  • Join over 1.2 million students every month
  • Accelerate your learning by 29%
  • Unlimited access from just £6.99 per month

See related essaysSee related essays

Related AS and A Level Plays essays

  1. 'At the Inland Sea' a play written by Edward Bond - review

    The ending is the most dramatic part of the play, not only because it is the climax of the play. The 'woman and the people groaning' continuously as they come closer to their death in the gas chamber, this is the second time we hear the 'sounds of groans' the audience don't want to go through that torment again.

  2. The stimulus we were given to look at was the play 'Too Much Punch ...

    the spot, I would have spent more time developing it into a good piece of writing and went into more detail about the night of the accident. The fourth task we were asked to do was to create a second version of the crash, showing symbolically that Judy was responsible for Jo's death.

  1. The Woman in Black Review

    The older actor's accent sounded like it was his own normal voice and was how he spoke.

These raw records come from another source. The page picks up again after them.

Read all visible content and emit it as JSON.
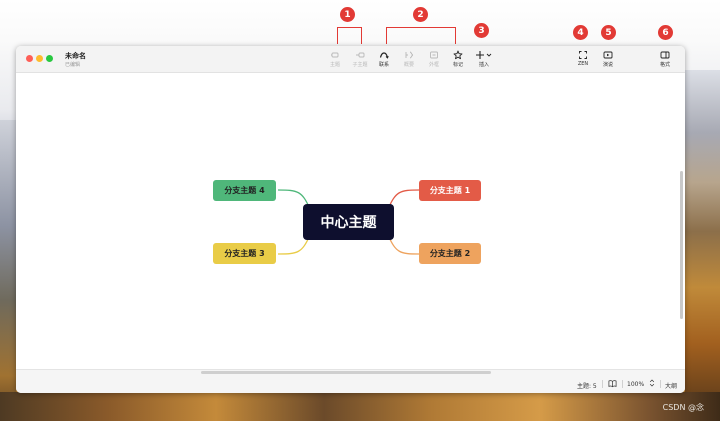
{
  "window": {
    "document_title": "未命名",
    "document_status": "已编辑"
  },
  "toolbar": {
    "items": [
      {
        "label": "主题",
        "icon": "topic-icon",
        "enabled": false
      },
      {
        "label": "子主题",
        "icon": "subtopic-icon",
        "enabled": false
      },
      {
        "label": "联系",
        "icon": "relationship-icon",
        "enabled": true
      },
      {
        "label": "概要",
        "icon": "summary-icon",
        "enabled": false
      },
      {
        "label": "外框",
        "icon": "boundary-icon",
        "enabled": false
      },
      {
        "label": "标记",
        "icon": "star-icon",
        "enabled": true
      },
      {
        "label": "插入",
        "icon": "plus-icon",
        "enabled": true
      },
      {
        "label": "ZEN",
        "icon": "zen-fullscreen-icon",
        "enabled": true
      },
      {
        "label": "演说",
        "icon": "pitch-icon",
        "enabled": true
      },
      {
        "label": "格式",
        "icon": "format-panel-icon",
        "enabled": true
      }
    ]
  },
  "callouts": [
    "1",
    "2",
    "3",
    "4",
    "5",
    "6"
  ],
  "mindmap": {
    "central_topic": "中心主题",
    "branches": [
      {
        "label": "分支主题 1",
        "color": "#e35b47"
      },
      {
        "label": "分支主题 2",
        "color": "#eea35e"
      },
      {
        "label": "分支主题 3",
        "color": "#e9cc47"
      },
      {
        "label": "分支主题 4",
        "color": "#4fb77a"
      }
    ]
  },
  "statusbar": {
    "topic_count": "主题: 5",
    "zoom": "100%",
    "outline": "大纲"
  },
  "watermark": "CSDN @念"
}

One of the younger actor's most elaborate and perfect factors was his frustration when he was playing the older actor when he was young.

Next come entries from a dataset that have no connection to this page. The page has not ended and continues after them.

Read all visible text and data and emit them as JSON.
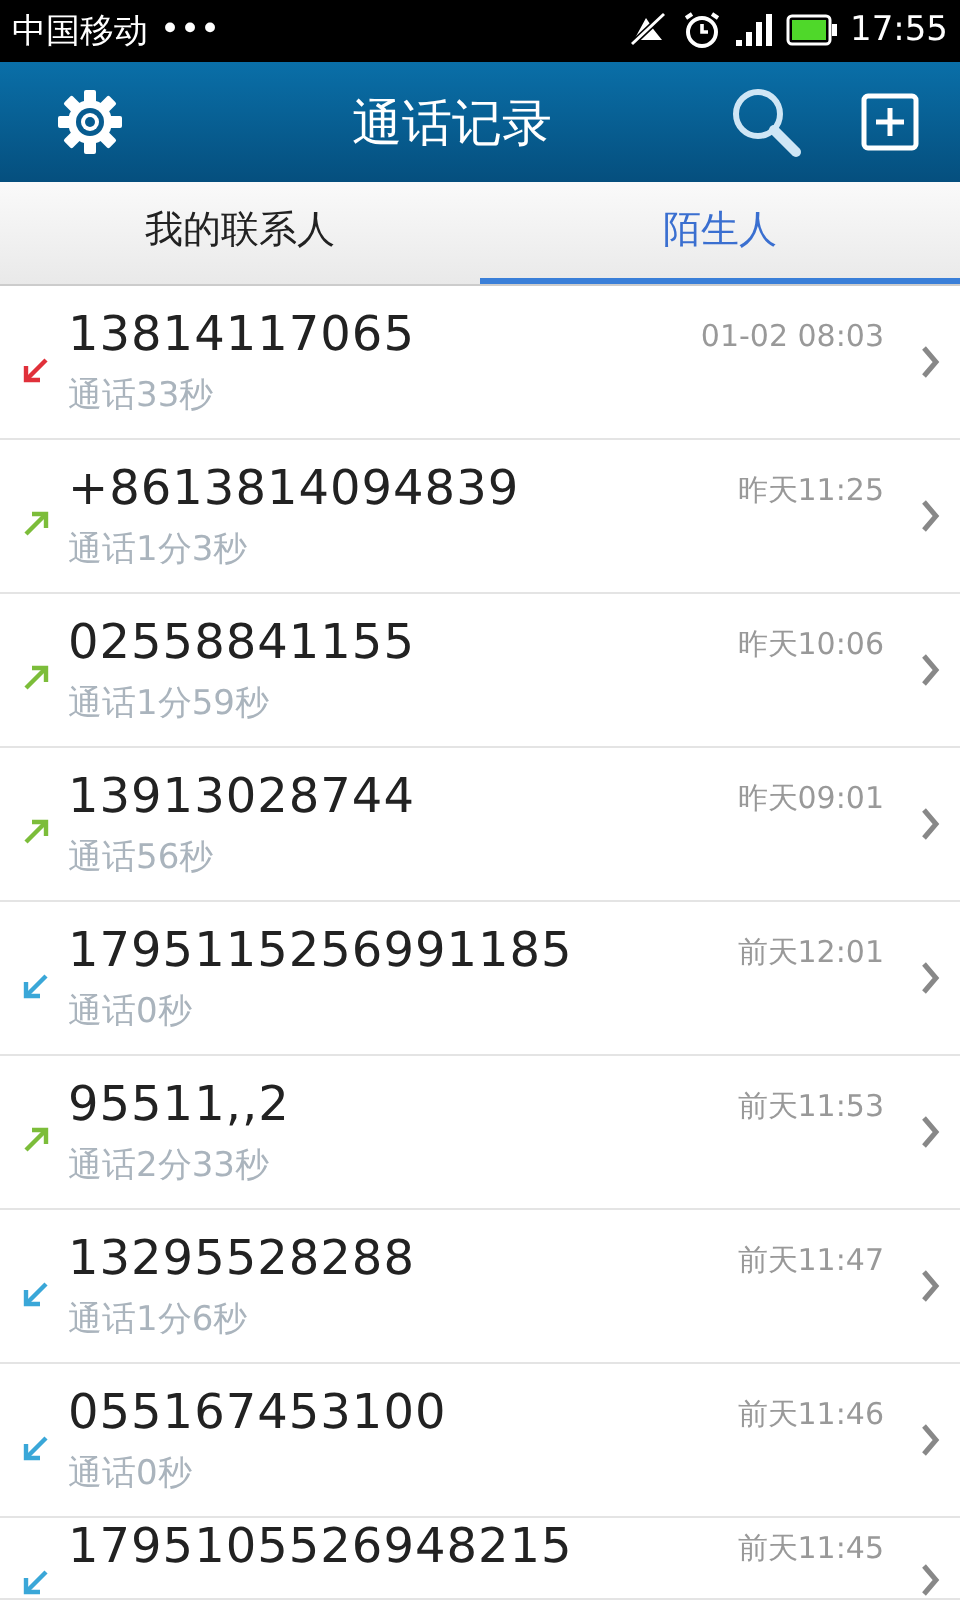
{
  "status_bar": {
    "carrier": "中国移动",
    "dots": "•••",
    "time": "17:55"
  },
  "header": {
    "title": "通话记录"
  },
  "tabs": [
    {
      "label": "我的联系人",
      "selected": false
    },
    {
      "label": "陌生人",
      "selected": true
    }
  ],
  "calls": [
    {
      "kind": "missed",
      "number": "13814117065",
      "duration": "通话33秒",
      "time": "01-02 08:03"
    },
    {
      "kind": "outgoing",
      "number": "+8613814094839",
      "duration": "通话1分3秒",
      "time": "昨天11:25"
    },
    {
      "kind": "outgoing",
      "number": "02558841155",
      "duration": "通话1分59秒",
      "time": "昨天10:06"
    },
    {
      "kind": "outgoing",
      "number": "13913028744",
      "duration": "通话56秒",
      "time": "昨天09:01"
    },
    {
      "kind": "incoming",
      "number": "1795115256991185",
      "duration": "通话0秒",
      "time": "前天12:01"
    },
    {
      "kind": "outgoing",
      "number": "95511,,2",
      "duration": "通话2分33秒",
      "time": "前天11:53"
    },
    {
      "kind": "incoming",
      "number": "13295528288",
      "duration": "通话1分6秒",
      "time": "前天11:47"
    },
    {
      "kind": "incoming",
      "number": "055167453100",
      "duration": "通话0秒",
      "time": "前天11:46"
    },
    {
      "kind": "incoming",
      "number": "1795105526948215",
      "time": "前天11:45"
    }
  ]
}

  2. The Caucasian Chalk Circle - Bertolt Brecht Ayla Schafer

    They would stare longingly and adoringly right into each other's eyes with a content look over their face. Stephen Povey played Simon Chachava and clearly presented him as a simple, thoroughly dependable and honest man, quite shy and timid. He had a great air of stillness about him, mainly because

  1. Evaluate Brian Clark's play "Whose Life Is It Anyway?"

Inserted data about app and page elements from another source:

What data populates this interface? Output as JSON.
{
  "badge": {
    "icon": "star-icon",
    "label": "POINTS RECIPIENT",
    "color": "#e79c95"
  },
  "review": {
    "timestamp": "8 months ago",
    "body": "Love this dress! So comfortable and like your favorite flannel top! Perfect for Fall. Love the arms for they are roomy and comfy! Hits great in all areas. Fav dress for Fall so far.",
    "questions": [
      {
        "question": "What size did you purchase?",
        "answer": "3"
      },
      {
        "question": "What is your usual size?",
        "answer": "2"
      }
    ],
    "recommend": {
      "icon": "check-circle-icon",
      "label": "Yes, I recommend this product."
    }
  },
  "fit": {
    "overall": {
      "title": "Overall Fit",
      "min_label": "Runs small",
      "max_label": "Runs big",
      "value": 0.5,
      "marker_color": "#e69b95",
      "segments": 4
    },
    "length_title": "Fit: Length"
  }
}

    Emerson. "It' s (heart) broken, broken in two. But each part carries on bravely yearning for a woman in a white coat," he confesses drolly to Dr. Scott, which differs drastically from his abrupt, sarcastic tone with strictly professional Dr. Emerson. As we can see, Clark explores the theme of his play in deep

  2. Personal performance review

    For the trial itself we chose a fairly serious charges of GBH and Murder, this was because they are the high profile charges most people are familiar with. Using the Bacchae as inspiration we decided to tell the tale of this trial in a comical way to help the audience

  1. Miss Saigon - review.

    * Thuy and Engineer exit. Dance becomes prominent again. Now soldiers wearing masks with red stars on them. Represent the loss of individuality in a communist country. Lighting back to red. * Soldiers march to reveal Kim's hut for the next scene. The set is taken off and on in this time.

  2. Road - play review.

    The lighting changed for different house settings resembling the difference between all the characters home lives. The colours used were dingy, dark and tired to make it look as though life is an endless struggle for the people. Sounding and music was used to reinforce aspects of the play, for

  • Over 160,000 pieces
    of student written work
  • Annotated by
    experienced teachers
  • Ideas and feedback to
    improve your own work